Congenital heart disease
Congenital heart defects are the leading cause of infant mortality in the U.S. and represent various conditions affecting the cardiac chambers, valves, and peripheral blood vessels. In these patients, regular blood flow is restricted or perturbed, leading to dangerous levels of adverse cardiovascular remodeling and deoxygenation. Congenital heart patients display extremely heterogeneous anatomies. Even within the same condition, presentations of disease can be very different. This makes it important to consider patient-specific geometry when evaluating disease progression or potential treatments. We use our cardiovascular engineering tools to evaluate congenital heart disease diagnosis and treatment on a patient-specific basis. Using our simulation pipeline, we can create patient-specific models from cardiovascular images. Then, by simulating fluid dynamics in these models, we can investigate the biomechanics of disease progression, plan for surgical intervention, and optimize medical device design.

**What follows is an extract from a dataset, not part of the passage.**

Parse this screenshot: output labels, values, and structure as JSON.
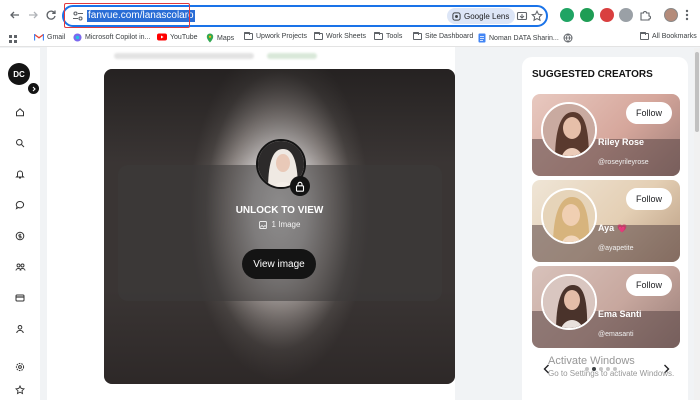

We have already used these tools to develop novel surgical methods, including the Fontan Y-graft and the Assisted Bidirectional Glenn for single-ventricle patients, and created novel methods for investigating biomechanical factors of disease progression in pulmonary hypertension. We have combined experimental and computational methods to understand valve performance in Tetralogy of Fallot and bicuspid valve patients. Other applications have included investigating surgical interventions for Williams and Alagille Syndromes.
Together, this represents a powerful suite of research that will help bring us into the future of congenital heart disease treatment.
Peripheral pulmonary artery stenosis
Peripheral pulmonary artery stenosis (PPS), single or multiple vessel narrowings in the pulmonary artery (PA) branches, can lead to right ventricular (RV) hypertension, RV failure, and pulmonary flow disparity. PPS is frequently seen in patients with Alagille syndrome, Williams syndrome, and Tetralogy of Fallot with pulmonary valve atresia and major aortopulmonary collateral arteries. Catheter-based interventions (stenting and angioplasty) for complex PPS are often ineffective at reducing RV pressure with poor outcomes. Surgical reconstruction can result in excellent outcomes but requires specialized expertise, which is available only at select institutions, and comprehensive surgical repair from central to segmental PAs. By working with Lucile Packard Children's Hospital at Stanford and UPMC Children's Hospital of Pittsburgh, we aim to develop modeling methods to predict treatment outcomes and optimize treatment strategies using fluid-structure interaction, vascular growth and remodeling, and uncertainty quantification techniques.
Lab members involved in the project: Alexander Kaiser, Erica Schwarz, Zinan Hu, Weiguang Yang